+++ Information shown

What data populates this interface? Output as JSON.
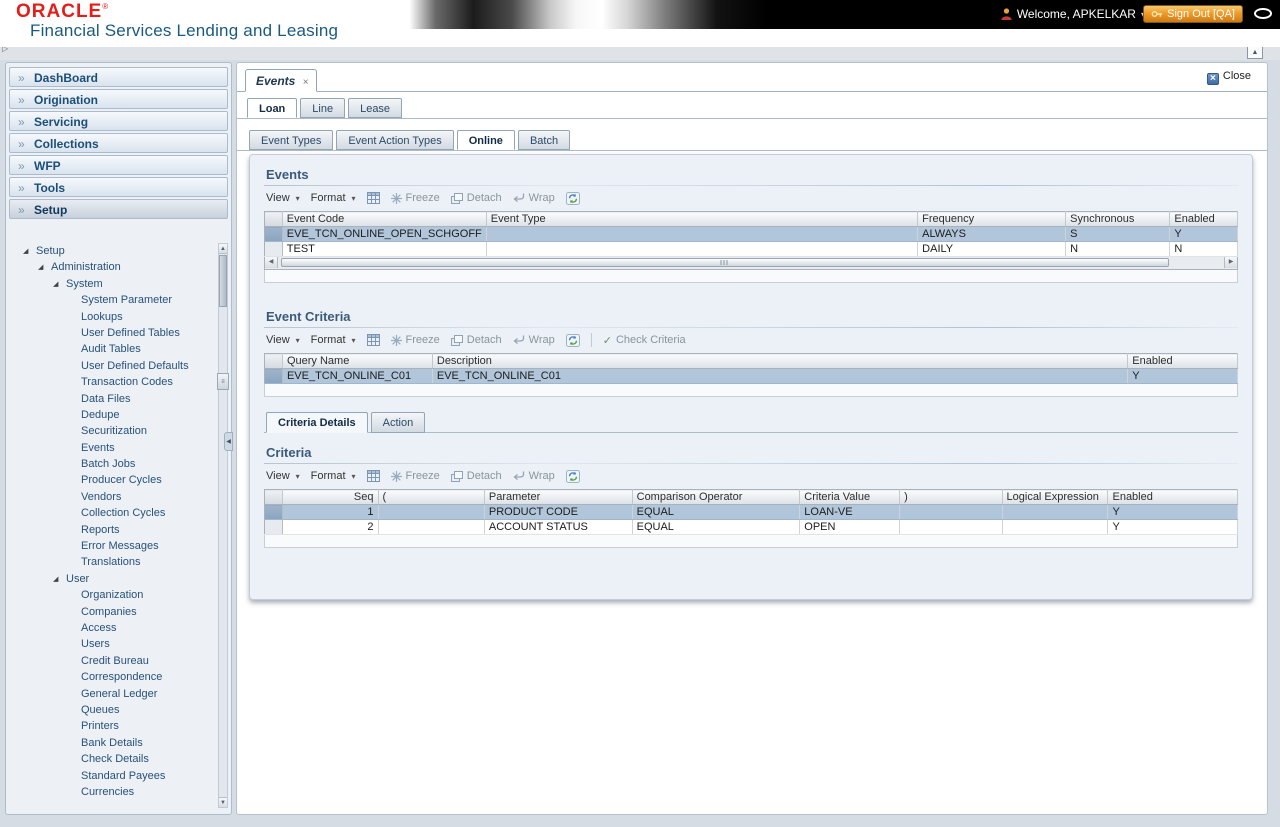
{
  "header": {
    "logo": "ORACLE",
    "logo_mark": "®",
    "tagline": "Financial Services Lending and Leasing",
    "welcome": "Welcome, APKELKAR",
    "sign_out": "Sign Out [QA]"
  },
  "sidebar": {
    "menu_items": [
      {
        "label": "DashBoard",
        "selected": false
      },
      {
        "label": "Origination",
        "selected": false
      },
      {
        "label": "Servicing",
        "selected": false
      },
      {
        "label": "Collections",
        "selected": false
      },
      {
        "label": "WFP",
        "selected": false
      },
      {
        "label": "Tools",
        "selected": false
      },
      {
        "label": "Setup",
        "selected": true
      }
    ],
    "tree": [
      {
        "label": "Setup",
        "level": 0,
        "expandable": true
      },
      {
        "label": "Administration",
        "level": 1,
        "expandable": true
      },
      {
        "label": "System",
        "level": 2,
        "expandable": true
      },
      {
        "label": "System Parameter",
        "level": 3,
        "expandable": false
      },
      {
        "label": "Lookups",
        "level": 3,
        "expandable": false
      },
      {
        "label": "User Defined Tables",
        "level": 3,
        "expandable": false
      },
      {
        "label": "Audit Tables",
        "level": 3,
        "expandable": false
      },
      {
        "label": "User Defined Defaults",
        "level": 3,
        "expandable": false
      },
      {
        "label": "Transaction Codes",
        "level": 3,
        "expandable": false
      },
      {
        "label": "Data Files",
        "level": 3,
        "expandable": false
      },
      {
        "label": "Dedupe",
        "level": 3,
        "expandable": false
      },
      {
        "label": "Securitization",
        "level": 3,
        "expandable": false
      },
      {
        "label": "Events",
        "level": 3,
        "expandable": false
      },
      {
        "label": "Batch Jobs",
        "level": 3,
        "expandable": false
      },
      {
        "label": "Producer Cycles",
        "level": 3,
        "expandable": false
      },
      {
        "label": "Vendors",
        "level": 3,
        "expandable": false
      },
      {
        "label": "Collection Cycles",
        "level": 3,
        "expandable": false
      },
      {
        "label": "Reports",
        "level": 3,
        "expandable": false
      },
      {
        "label": "Error Messages",
        "level": 3,
        "expandable": false
      },
      {
        "label": "Translations",
        "level": 3,
        "expandable": false
      },
      {
        "label": "User",
        "level": 2,
        "expandable": true
      },
      {
        "label": "Organization",
        "level": 3,
        "expandable": false
      },
      {
        "label": "Companies",
        "level": 3,
        "expandable": false
      },
      {
        "label": "Access",
        "level": 3,
        "expandable": false
      },
      {
        "label": "Users",
        "level": 3,
        "expandable": false
      },
      {
        "label": "Credit Bureau",
        "level": 3,
        "expandable": false
      },
      {
        "label": "Correspondence",
        "level": 3,
        "expandable": false
      },
      {
        "label": "General Ledger",
        "level": 3,
        "expandable": false
      },
      {
        "label": "Queues",
        "level": 3,
        "expandable": false
      },
      {
        "label": "Printers",
        "level": 3,
        "expandable": false
      },
      {
        "label": "Bank Details",
        "level": 3,
        "expandable": false
      },
      {
        "label": "Check Details",
        "level": 3,
        "expandable": false
      },
      {
        "label": "Standard Payees",
        "level": 3,
        "expandable": false
      },
      {
        "label": "Currencies",
        "level": 3,
        "expandable": false
      }
    ]
  },
  "workspace": {
    "document_tab": "Events",
    "close_label": "Close",
    "portfolio_tabs": [
      {
        "label": "Loan",
        "active": true
      },
      {
        "label": "Line",
        "active": false
      },
      {
        "label": "Lease",
        "active": false
      }
    ],
    "setup_tabs": [
      {
        "label": "Event Types",
        "active": false
      },
      {
        "label": "Event Action Types",
        "active": false
      },
      {
        "label": "Online",
        "active": true
      },
      {
        "label": "Batch",
        "active": false
      }
    ],
    "detail_tabs": [
      {
        "label": "Criteria Details",
        "active": true
      },
      {
        "label": "Action",
        "active": false
      }
    ]
  },
  "toolbar_labels": {
    "view": "View",
    "format": "Format",
    "freeze": "Freeze",
    "detach": "Detach",
    "wrap": "Wrap",
    "check_criteria": "Check Criteria"
  },
  "sections": {
    "events": {
      "title": "Events",
      "columns": [
        "Event Code",
        "Event Type",
        "Frequency",
        "Synchronous",
        "Enabled"
      ],
      "rows": [
        {
          "selected": true,
          "cells": [
            "EVE_TCN_ONLINE_OPEN_SCHGOFF",
            "",
            "ALWAYS",
            "S",
            "Y"
          ]
        },
        {
          "selected": false,
          "cells": [
            "TEST",
            "",
            "DAILY",
            "N",
            "N"
          ]
        }
      ]
    },
    "event_criteria": {
      "title": "Event Criteria",
      "columns": [
        "Query Name",
        "Description",
        "Enabled"
      ],
      "rows": [
        {
          "selected": true,
          "cells": [
            "EVE_TCN_ONLINE_C01",
            "EVE_TCN_ONLINE_C01",
            "Y"
          ]
        }
      ]
    },
    "criteria": {
      "title": "Criteria",
      "columns": [
        "Seq",
        "(",
        "Parameter",
        "Comparison Operator",
        "Criteria Value",
        ")",
        "Logical Expression",
        "Enabled"
      ],
      "rows": [
        {
          "selected": true,
          "cells": [
            "1",
            "",
            "PRODUCT CODE",
            "EQUAL",
            "LOAN-VE",
            "",
            "",
            "Y"
          ]
        },
        {
          "selected": false,
          "cells": [
            "2",
            "",
            "ACCOUNT STATUS",
            "EQUAL",
            "OPEN",
            "",
            "",
            "Y"
          ]
        }
      ]
    }
  }
}
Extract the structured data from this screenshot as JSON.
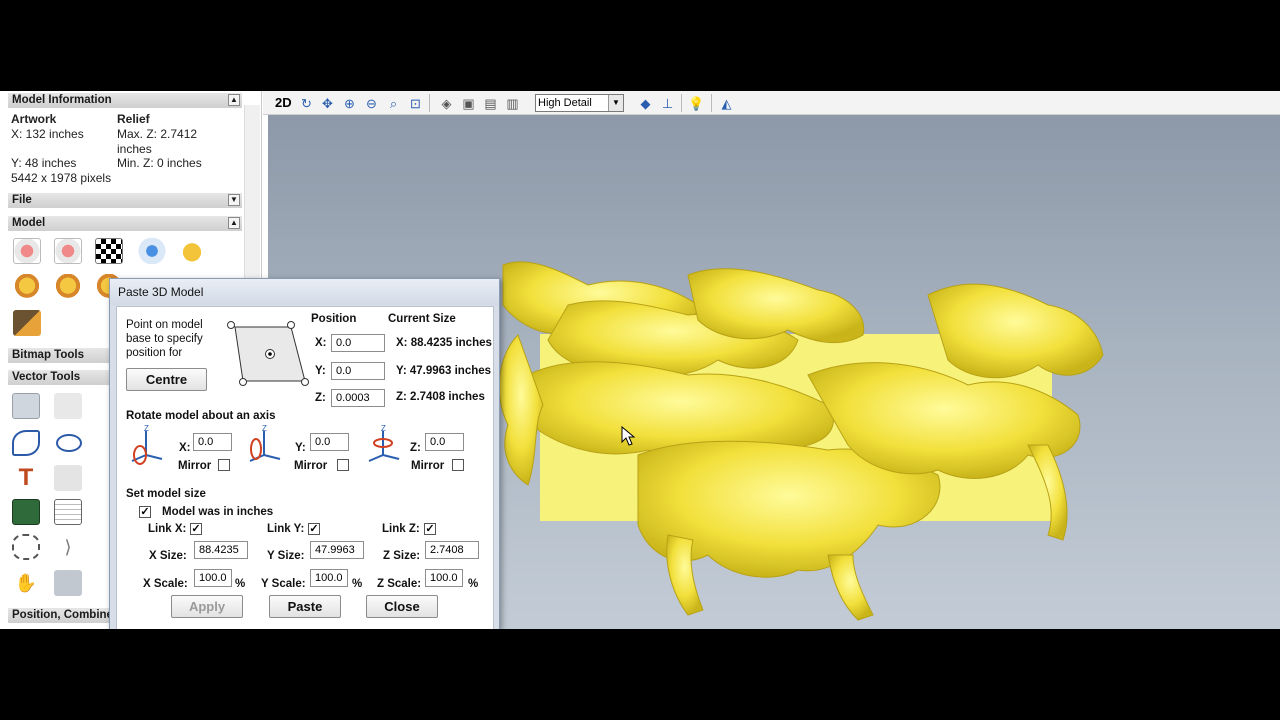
{
  "left_panel": {
    "model_info": {
      "header": "Model Information",
      "artwork_label": "Artwork",
      "relief_label": "Relief",
      "x_text": "X: 132 inches",
      "y_text": "Y: 48 inches",
      "pixels_text": "5442 x 1978 pixels",
      "maxz_text": "Max. Z: 2.7412",
      "maxz_unit": "inches",
      "minz_text": "Min. Z: 0 inches"
    },
    "sections": {
      "file": "File",
      "model": "Model",
      "bitmap_tools": "Bitmap Tools",
      "vector_tools": "Vector Tools",
      "position": "Position, Combine"
    }
  },
  "toolbar": {
    "mode_label": "2D",
    "detail_select": "High Detail"
  },
  "dialog": {
    "title": "Paste 3D Model",
    "point_label": "Point on model base to specify position for",
    "centre_button": "Centre",
    "position_header": "Position",
    "current_size_header": "Current Size",
    "pos": {
      "x_label": "X:",
      "x_value": "0.0",
      "y_label": "Y:",
      "y_value": "0.0",
      "z_label": "Z:",
      "z_value": "0.0003"
    },
    "size": {
      "x": "X: 88.4235 inches",
      "y": "Y: 47.9963 inches",
      "z": "Z: 2.7408 inches"
    },
    "rotate_header": "Rotate model about an axis",
    "rotate": {
      "x_label": "X:",
      "x_value": "0.0",
      "y_label": "Y:",
      "y_value": "0.0",
      "z_label": "Z:",
      "z_value": "0.0",
      "mirror_label": "Mirror"
    },
    "set_size_header": "Set model size",
    "inches_label": "Model was in inches",
    "link_x": "Link X:",
    "link_y": "Link Y:",
    "link_z": "Link Z:",
    "x_size_label": "X Size:",
    "x_size_value": "88.4235",
    "y_size_label": "Y Size:",
    "y_size_value": "47.9963",
    "z_size_label": "Z Size:",
    "z_size_value": "2.7408",
    "x_scale_label": "X Scale:",
    "x_scale_value": "100.0",
    "y_scale_label": "Y Scale:",
    "y_scale_value": "100.0",
    "z_scale_label": "Z Scale:",
    "z_scale_value": "100.0",
    "percent": "%",
    "apply_button": "Apply",
    "paste_button": "Paste",
    "close_button": "Close"
  }
}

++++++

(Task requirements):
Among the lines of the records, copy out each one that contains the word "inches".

(Result):
      "x_text": "X: 132 inches",
      "y_text": "Y: 48 inches",
      "maxz_unit": "inches",
      "minz_text": "Min. Z: 0 inches"
      "x": "X: 88.4235 inches",
      "y": "Y: 47.9963 inches",
      "z": "Z: 2.7408 inches"
    "inches_label": "Model was in inches",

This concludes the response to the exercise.